WHAT YOU HAVE TO DO —
Go through the entries below and report how many lines contain the string "Price". Nothing but the number is wanted.

Source data:

::::

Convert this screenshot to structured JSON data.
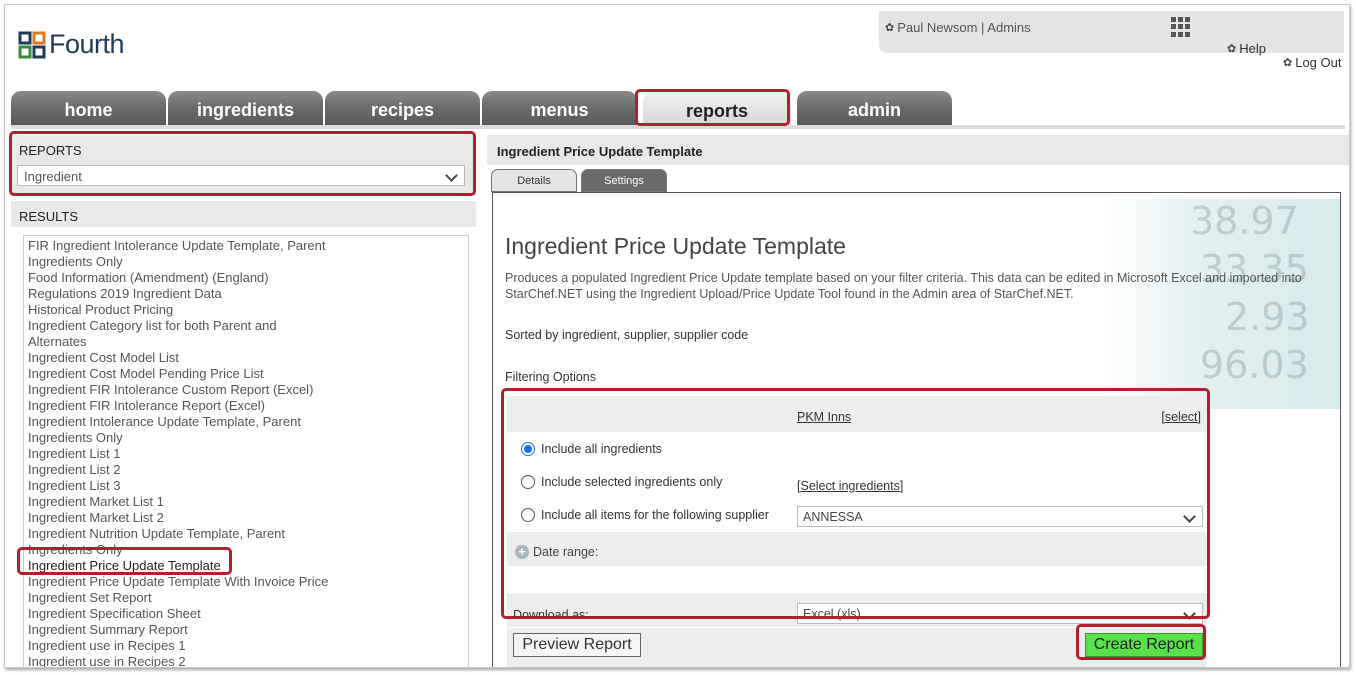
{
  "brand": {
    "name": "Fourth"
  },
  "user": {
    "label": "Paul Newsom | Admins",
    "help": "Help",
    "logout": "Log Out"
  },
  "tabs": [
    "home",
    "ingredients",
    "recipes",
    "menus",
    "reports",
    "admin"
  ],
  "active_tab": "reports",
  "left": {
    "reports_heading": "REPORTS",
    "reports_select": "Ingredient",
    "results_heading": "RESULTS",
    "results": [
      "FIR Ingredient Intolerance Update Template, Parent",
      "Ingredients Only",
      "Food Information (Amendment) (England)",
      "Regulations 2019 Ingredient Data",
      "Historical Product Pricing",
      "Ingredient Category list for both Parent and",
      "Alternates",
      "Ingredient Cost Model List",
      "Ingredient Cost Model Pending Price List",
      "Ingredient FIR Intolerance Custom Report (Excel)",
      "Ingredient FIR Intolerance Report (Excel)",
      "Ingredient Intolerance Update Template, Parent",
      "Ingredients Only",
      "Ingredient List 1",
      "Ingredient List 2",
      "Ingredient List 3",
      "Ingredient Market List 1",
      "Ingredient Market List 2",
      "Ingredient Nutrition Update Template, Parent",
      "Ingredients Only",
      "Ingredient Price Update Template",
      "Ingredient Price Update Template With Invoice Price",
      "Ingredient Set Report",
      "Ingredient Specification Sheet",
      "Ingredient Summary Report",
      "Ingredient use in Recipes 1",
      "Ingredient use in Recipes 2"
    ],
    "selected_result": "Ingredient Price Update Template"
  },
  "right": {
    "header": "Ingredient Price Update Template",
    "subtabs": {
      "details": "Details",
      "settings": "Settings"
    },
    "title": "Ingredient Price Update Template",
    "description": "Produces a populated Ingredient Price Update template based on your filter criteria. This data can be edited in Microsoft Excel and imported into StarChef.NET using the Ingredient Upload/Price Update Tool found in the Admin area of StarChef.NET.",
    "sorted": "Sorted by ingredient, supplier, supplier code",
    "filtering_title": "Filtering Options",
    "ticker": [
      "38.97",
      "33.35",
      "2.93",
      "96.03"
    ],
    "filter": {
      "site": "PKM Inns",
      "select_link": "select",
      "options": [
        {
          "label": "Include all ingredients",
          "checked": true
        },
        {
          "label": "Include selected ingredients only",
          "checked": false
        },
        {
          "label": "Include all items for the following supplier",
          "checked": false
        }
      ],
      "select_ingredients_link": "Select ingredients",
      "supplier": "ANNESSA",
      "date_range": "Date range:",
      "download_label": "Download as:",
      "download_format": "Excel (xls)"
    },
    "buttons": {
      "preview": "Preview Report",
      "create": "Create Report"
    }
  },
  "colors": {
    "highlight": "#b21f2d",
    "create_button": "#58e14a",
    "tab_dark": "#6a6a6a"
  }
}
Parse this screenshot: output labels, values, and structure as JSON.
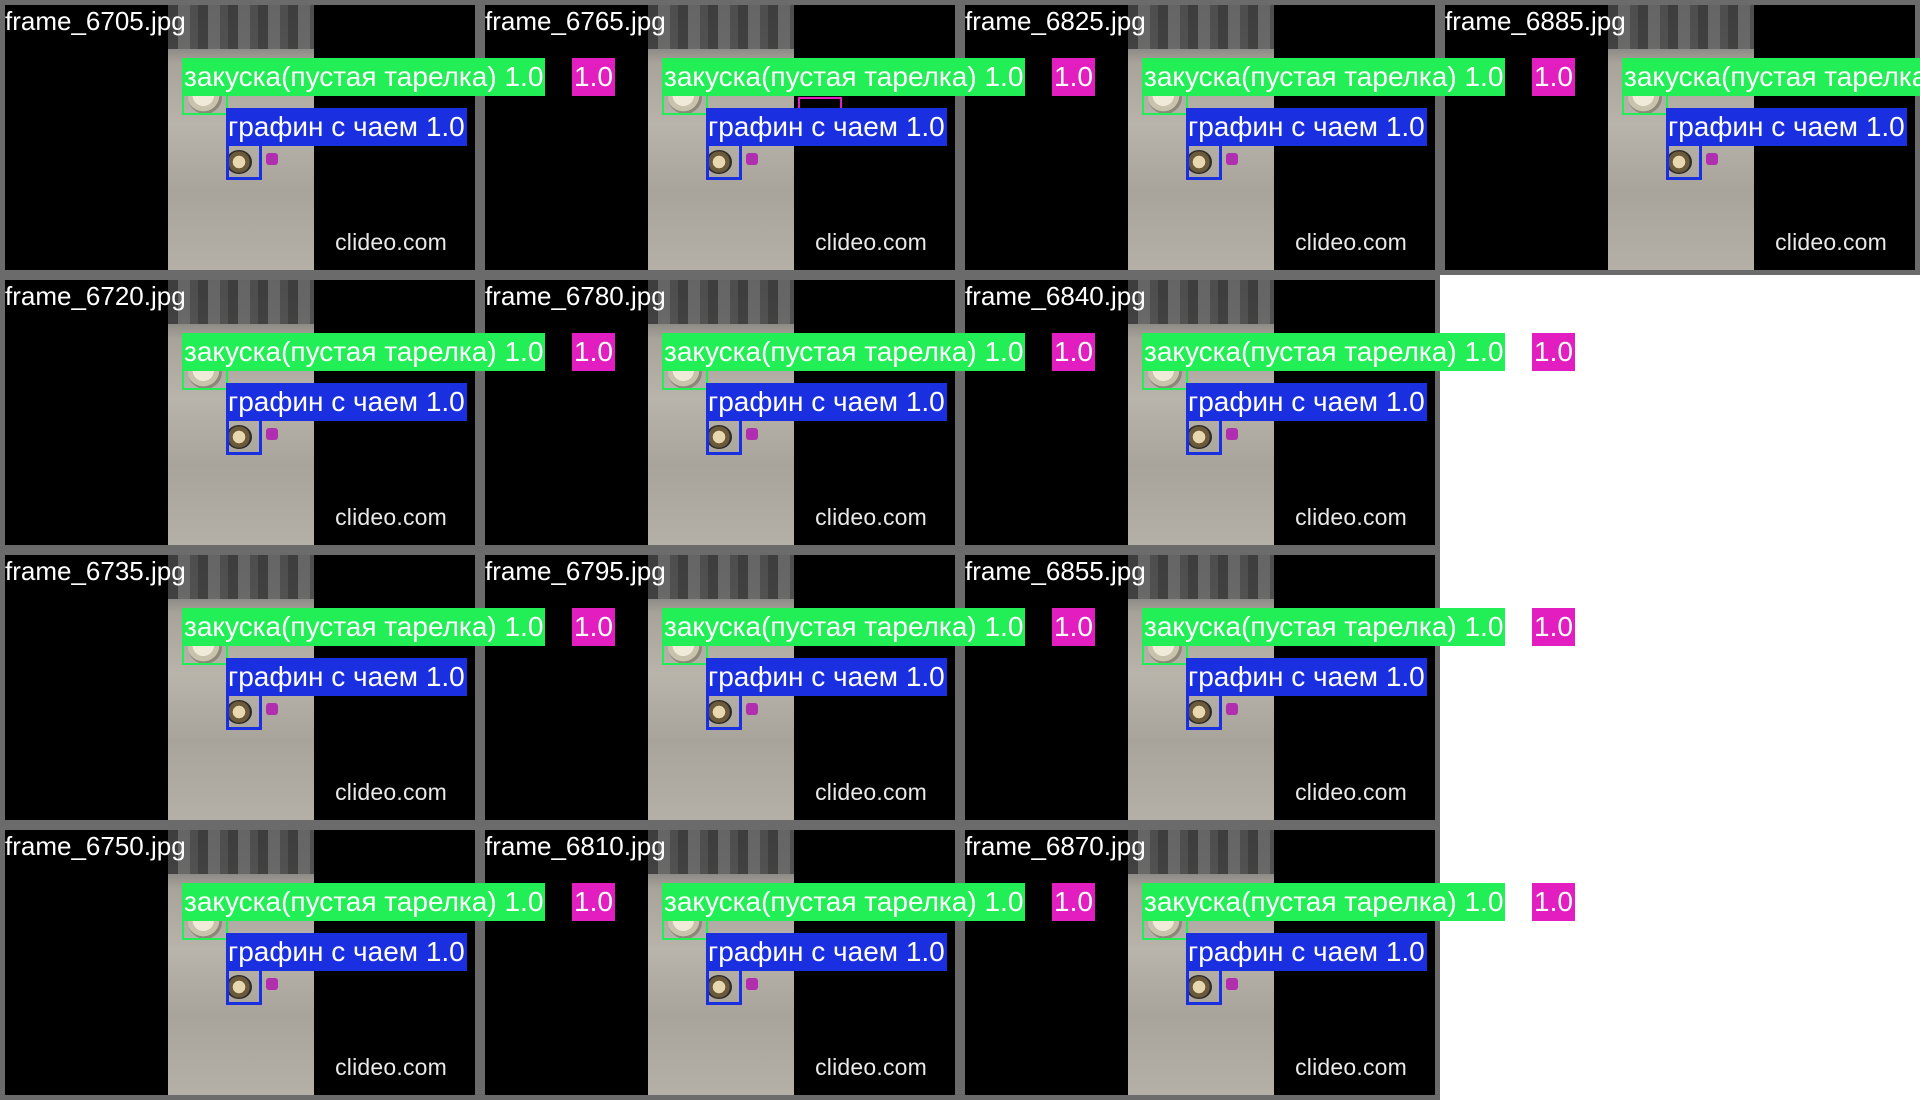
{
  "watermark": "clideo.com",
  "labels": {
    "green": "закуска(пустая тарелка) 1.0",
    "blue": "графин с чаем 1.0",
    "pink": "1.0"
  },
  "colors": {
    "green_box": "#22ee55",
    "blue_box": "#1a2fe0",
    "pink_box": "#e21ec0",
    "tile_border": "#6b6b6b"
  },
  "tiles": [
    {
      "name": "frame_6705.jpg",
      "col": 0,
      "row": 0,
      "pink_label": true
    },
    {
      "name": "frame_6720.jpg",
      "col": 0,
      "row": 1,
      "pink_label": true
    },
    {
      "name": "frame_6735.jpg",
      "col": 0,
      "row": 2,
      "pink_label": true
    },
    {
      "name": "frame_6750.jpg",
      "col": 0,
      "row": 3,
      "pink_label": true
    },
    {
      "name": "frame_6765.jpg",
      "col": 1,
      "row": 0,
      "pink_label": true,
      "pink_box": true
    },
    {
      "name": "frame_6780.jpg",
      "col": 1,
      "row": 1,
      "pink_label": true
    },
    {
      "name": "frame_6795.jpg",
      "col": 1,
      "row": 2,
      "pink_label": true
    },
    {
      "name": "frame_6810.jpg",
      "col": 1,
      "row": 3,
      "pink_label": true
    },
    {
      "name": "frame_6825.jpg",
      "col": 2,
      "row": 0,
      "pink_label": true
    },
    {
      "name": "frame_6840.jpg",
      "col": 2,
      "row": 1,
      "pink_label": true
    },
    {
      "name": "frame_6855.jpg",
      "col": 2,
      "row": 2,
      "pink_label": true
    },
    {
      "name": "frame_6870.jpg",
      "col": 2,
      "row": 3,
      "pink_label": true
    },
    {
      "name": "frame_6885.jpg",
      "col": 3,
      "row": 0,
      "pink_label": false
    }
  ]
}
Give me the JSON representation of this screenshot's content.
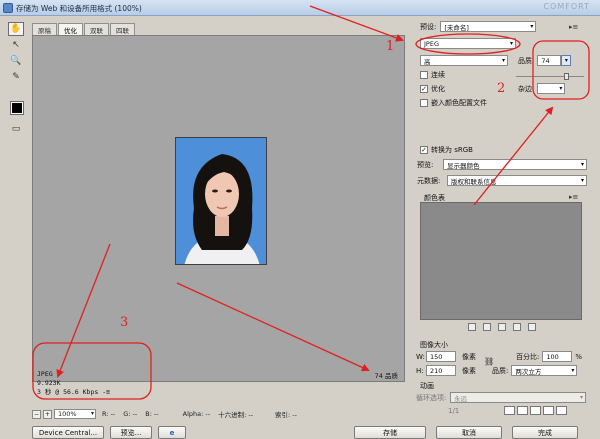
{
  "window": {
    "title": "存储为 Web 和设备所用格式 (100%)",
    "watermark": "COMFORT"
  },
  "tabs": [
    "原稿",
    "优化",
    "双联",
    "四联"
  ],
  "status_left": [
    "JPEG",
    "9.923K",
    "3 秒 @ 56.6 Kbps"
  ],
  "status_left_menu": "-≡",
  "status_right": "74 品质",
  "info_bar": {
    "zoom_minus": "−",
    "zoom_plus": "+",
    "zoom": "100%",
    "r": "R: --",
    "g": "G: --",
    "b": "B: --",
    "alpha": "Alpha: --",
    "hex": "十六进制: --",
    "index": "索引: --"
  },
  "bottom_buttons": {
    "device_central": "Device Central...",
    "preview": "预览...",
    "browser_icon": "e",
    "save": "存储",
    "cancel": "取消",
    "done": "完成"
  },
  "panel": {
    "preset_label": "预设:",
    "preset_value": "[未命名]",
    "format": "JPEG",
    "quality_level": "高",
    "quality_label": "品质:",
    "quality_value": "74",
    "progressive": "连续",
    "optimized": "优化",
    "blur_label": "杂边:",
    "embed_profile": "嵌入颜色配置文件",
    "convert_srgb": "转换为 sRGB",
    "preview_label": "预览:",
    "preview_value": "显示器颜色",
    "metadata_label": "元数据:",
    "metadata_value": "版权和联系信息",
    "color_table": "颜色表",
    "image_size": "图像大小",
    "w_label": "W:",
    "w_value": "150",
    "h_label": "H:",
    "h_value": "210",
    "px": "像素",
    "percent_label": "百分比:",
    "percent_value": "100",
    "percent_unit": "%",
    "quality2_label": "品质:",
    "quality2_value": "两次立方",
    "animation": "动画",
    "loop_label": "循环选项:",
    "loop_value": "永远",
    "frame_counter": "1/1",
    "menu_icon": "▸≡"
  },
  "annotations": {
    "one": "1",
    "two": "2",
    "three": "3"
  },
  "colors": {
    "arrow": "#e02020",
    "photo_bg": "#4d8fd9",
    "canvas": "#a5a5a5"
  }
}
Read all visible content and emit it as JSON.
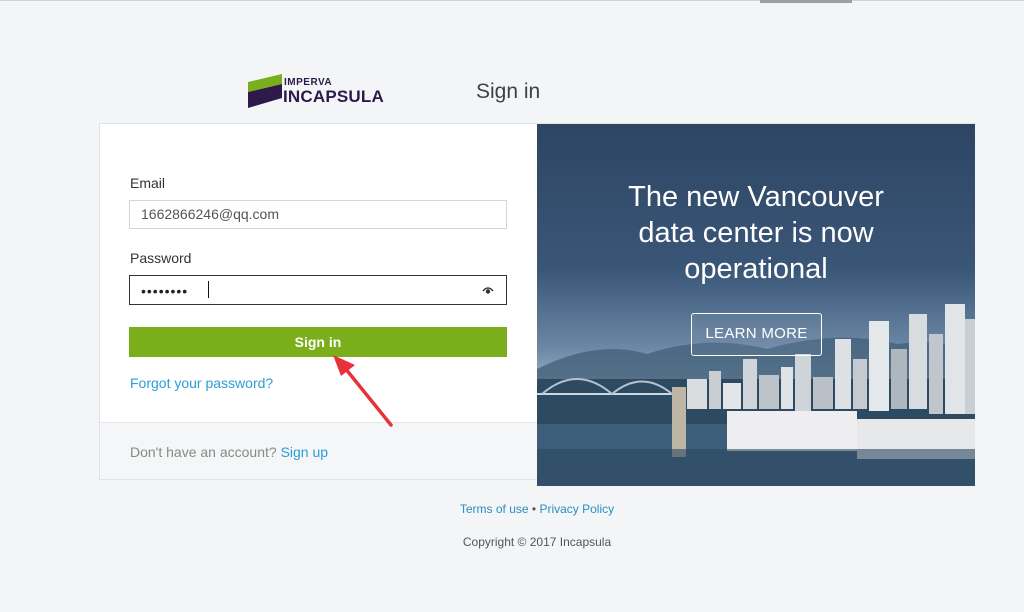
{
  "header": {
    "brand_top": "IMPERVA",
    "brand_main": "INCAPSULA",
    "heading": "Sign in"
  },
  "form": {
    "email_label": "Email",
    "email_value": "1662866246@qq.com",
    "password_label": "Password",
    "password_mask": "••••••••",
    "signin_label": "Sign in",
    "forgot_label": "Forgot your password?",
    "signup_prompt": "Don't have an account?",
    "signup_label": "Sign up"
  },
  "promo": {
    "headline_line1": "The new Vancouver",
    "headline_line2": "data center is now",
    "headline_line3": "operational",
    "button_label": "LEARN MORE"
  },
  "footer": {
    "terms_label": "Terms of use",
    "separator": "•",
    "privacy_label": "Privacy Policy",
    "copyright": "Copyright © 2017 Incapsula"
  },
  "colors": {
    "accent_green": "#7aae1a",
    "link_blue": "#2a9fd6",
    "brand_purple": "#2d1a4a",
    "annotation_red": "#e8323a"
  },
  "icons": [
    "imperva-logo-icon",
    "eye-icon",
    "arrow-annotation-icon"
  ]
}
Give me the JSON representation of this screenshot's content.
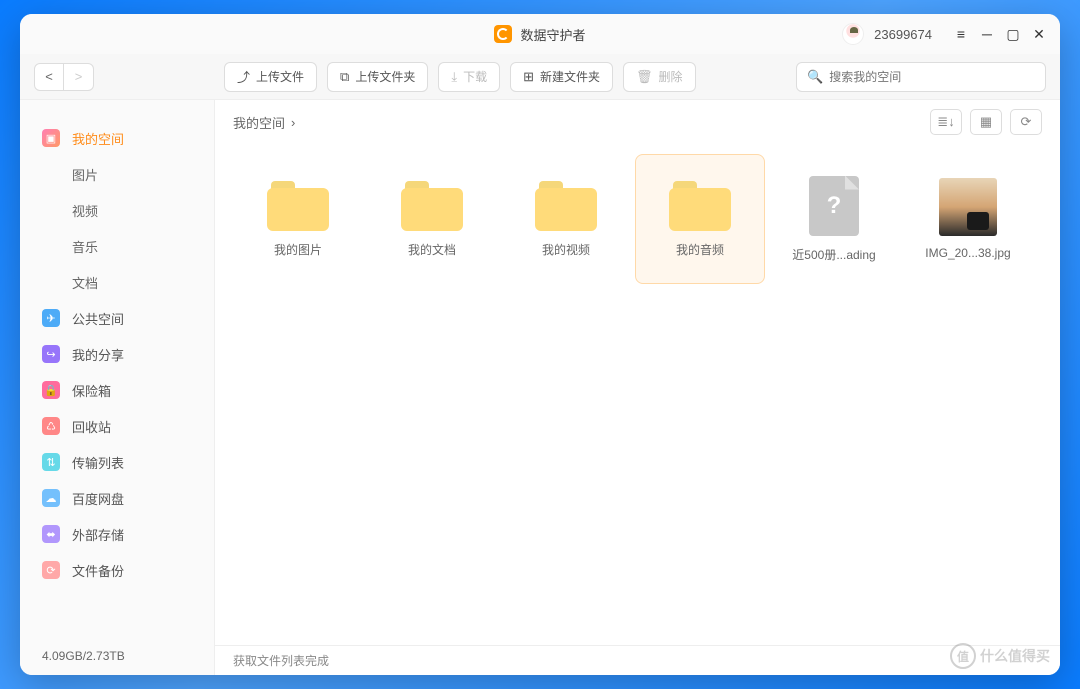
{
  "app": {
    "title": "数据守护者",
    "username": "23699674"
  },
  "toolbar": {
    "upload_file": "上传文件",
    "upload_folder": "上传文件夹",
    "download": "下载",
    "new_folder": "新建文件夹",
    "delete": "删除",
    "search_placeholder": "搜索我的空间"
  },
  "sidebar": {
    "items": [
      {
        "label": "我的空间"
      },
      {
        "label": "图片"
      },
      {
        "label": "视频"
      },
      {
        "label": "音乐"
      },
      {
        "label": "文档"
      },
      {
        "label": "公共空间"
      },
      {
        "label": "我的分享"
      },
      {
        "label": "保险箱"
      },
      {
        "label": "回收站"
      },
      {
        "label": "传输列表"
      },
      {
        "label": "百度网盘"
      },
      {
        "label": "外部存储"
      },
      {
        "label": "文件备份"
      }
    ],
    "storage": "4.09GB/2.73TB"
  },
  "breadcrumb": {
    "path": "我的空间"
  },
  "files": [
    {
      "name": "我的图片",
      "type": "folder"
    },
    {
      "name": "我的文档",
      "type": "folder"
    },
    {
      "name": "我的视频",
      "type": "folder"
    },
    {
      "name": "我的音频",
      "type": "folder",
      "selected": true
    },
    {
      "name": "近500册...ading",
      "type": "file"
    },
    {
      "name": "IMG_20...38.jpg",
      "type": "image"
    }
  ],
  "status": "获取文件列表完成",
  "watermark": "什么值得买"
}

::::

TASK RESPONSE —
7